“Our aim is for this program to give young people that opportunity to be making more decisions, and we’d really like to generally give young people the experience of local government, and to understand the role that local government plays and the difference between local, state, and federal government and how they, as young people, can influence the system to create a better region for their communities.”
Resources accessible to young councillors
Ms Azaria explained that the young councillors are allocated $10,000 in funding to help bring their ideas to life. “They also have a staff member who is dedicated to supporting them, to help guide them through all of the council’s processes and how they can influence change, and support them on things like how to develop a project brief and how to develop a budget.
“We have a whole range of tools and guidance for the youth councils to help them on their way. “We are really trying to shift the dial on young people being positioned as decision-makers rather than advisors.” Ms Azaria hopes the program may promote change within the councils themselves, making them more willing to support young people in making decisions.
“We’re really looking forward to seeing how councils will embrace that and, for example, welcome youth councils into quarterly briefings to provide recommendations on what they see needing to change and to be able to put some of their own funds towards making that change.”
The program’s lasting influences
Ms Azaria said the program will help all young people see what is possible for them, to see that they can make valuable contributions to their communities. “If you give them a platform they can lead to some really outstanding results, so I hope it will be inspiring for all young people.
I also hope it will give each of those individual young people who get to vote that chance to learn about democracy, and give the youth councillors themselves that opportunity to learn about civic engagement and serving the community.”
When asked about her thoughts on lowering the minimum age to vote in Australia, Ms Azaria said that the Foundation for Young Australians is backing the Make It 16 campaign, which is a group of young people who are advocating for lowering the minimum voting age to 16.

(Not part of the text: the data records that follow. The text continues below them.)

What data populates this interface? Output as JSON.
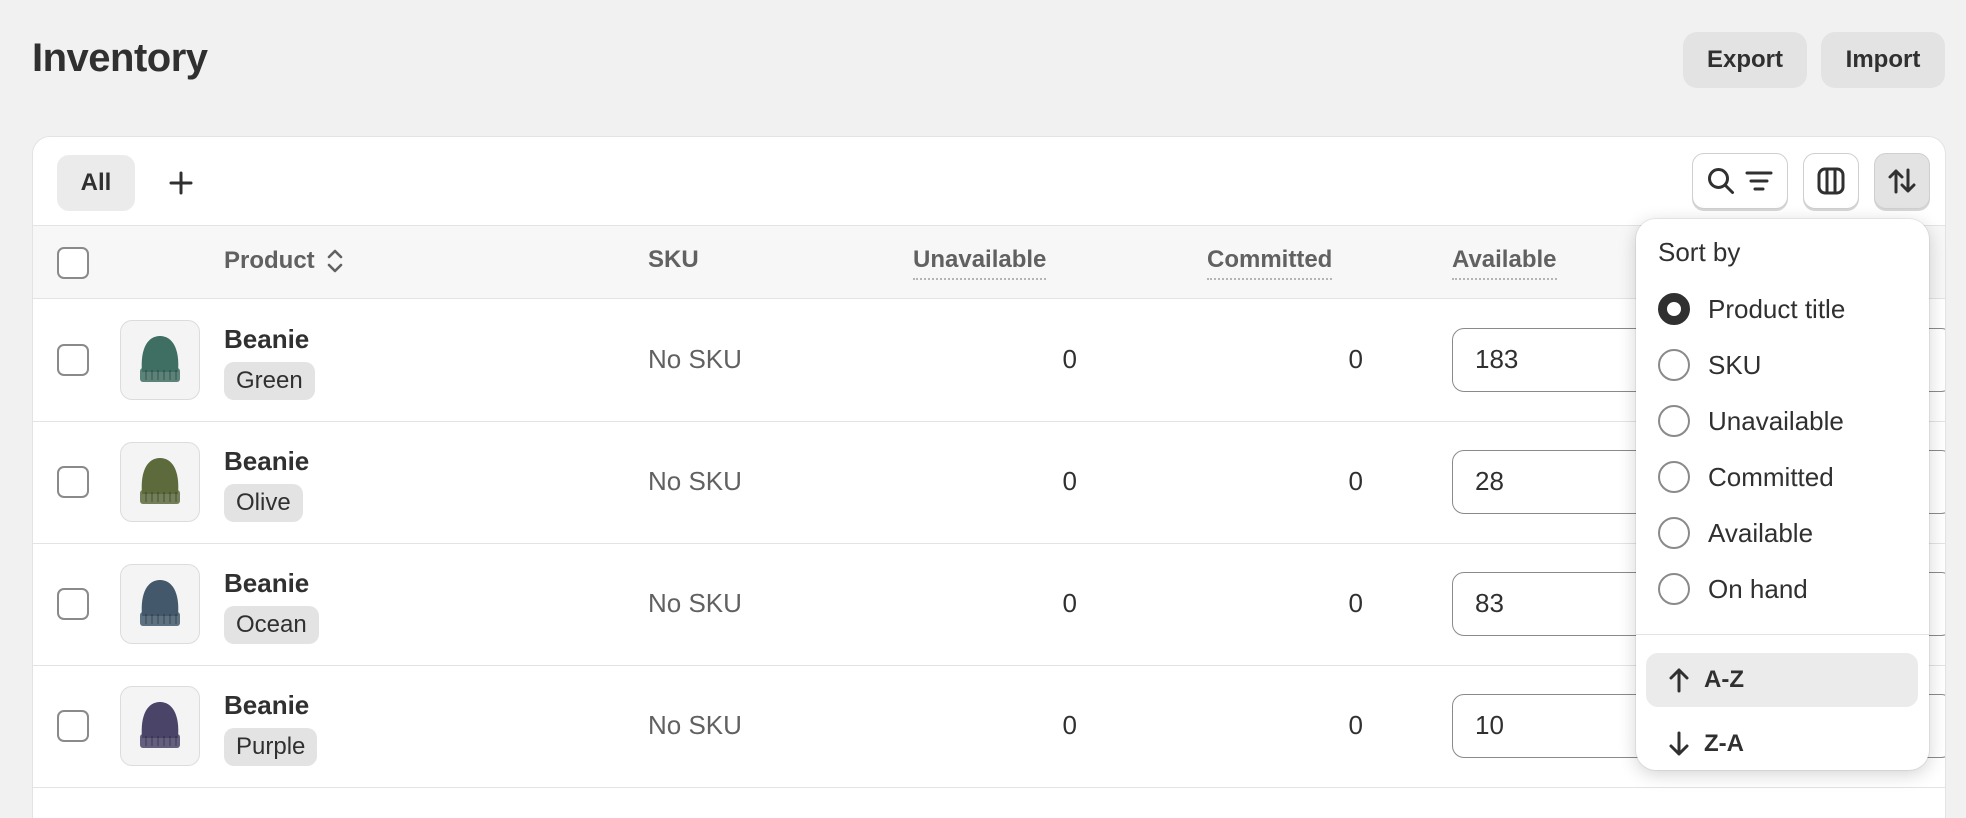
{
  "header": {
    "title": "Inventory",
    "export_label": "Export",
    "import_label": "Import"
  },
  "tabs": {
    "all_label": "All"
  },
  "table": {
    "columns": {
      "product": "Product",
      "sku": "SKU",
      "unavailable": "Unavailable",
      "committed": "Committed",
      "available": "Available"
    },
    "rows": [
      {
        "name": "Beanie",
        "variant": "Green",
        "sku": "No SKU",
        "unavailable": "0",
        "committed": "0",
        "available": "183",
        "color": "#3f6e63"
      },
      {
        "name": "Beanie",
        "variant": "Olive",
        "sku": "No SKU",
        "unavailable": "0",
        "committed": "0",
        "available": "28",
        "color": "#5c6a3c"
      },
      {
        "name": "Beanie",
        "variant": "Ocean",
        "sku": "No SKU",
        "unavailable": "0",
        "committed": "0",
        "available": "83",
        "color": "#43596b"
      },
      {
        "name": "Beanie",
        "variant": "Purple",
        "sku": "No SKU",
        "unavailable": "0",
        "committed": "0",
        "available": "10",
        "color": "#4a4468"
      }
    ]
  },
  "sort_popover": {
    "title": "Sort by",
    "options": [
      {
        "label": "Product title",
        "selected": true
      },
      {
        "label": "SKU",
        "selected": false
      },
      {
        "label": "Unavailable",
        "selected": false
      },
      {
        "label": "Committed",
        "selected": false
      },
      {
        "label": "Available",
        "selected": false
      },
      {
        "label": "On hand",
        "selected": false
      }
    ],
    "asc_label": "A-Z",
    "desc_label": "Z-A"
  }
}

“Because if you’re able to drive a car, to work, to pay tax, and to serve in the defence force, you should be able to also vote for the government that runs all of those services, so yes, I do think that young people should be able to vote before they turn 18.”
Youth Council achievements to date
While its early days in Australia – with the first two youth councils having only just been elected – Young Mayors has already seen a great deal of success overseas, with youth councils undertaking a number of important projects in the UK.
In Oldham, a youth council ran an award winning road safety education campaign, hosting workshops, designing advertising, installing speed cameras, and even producing a play. Ms Azaria shared an example of one youth council from Bristol, which stood out to her.
“There was a particular council that had, in their local government area, breakfast clubs through schools for young people in the schooling system. “When it came to holiday time, those young people would go hungry, so the youth council then put together a proposal to extend the breakfast club into school holidays so that no young person would go hungry, no matter what day of the year it was.”
Ms Azaria explained that projects like this, that have been the catalyst for positive community changes, have led her to expect some innovative ideas from young people in Australia as well. “It’s very early for our pilots, so we’re not quite there yet. We’ve only just elected our first two councils, but already they’re talking about issues like road safety and safety at outdoor spaces like skate parks. “I guess time will tell.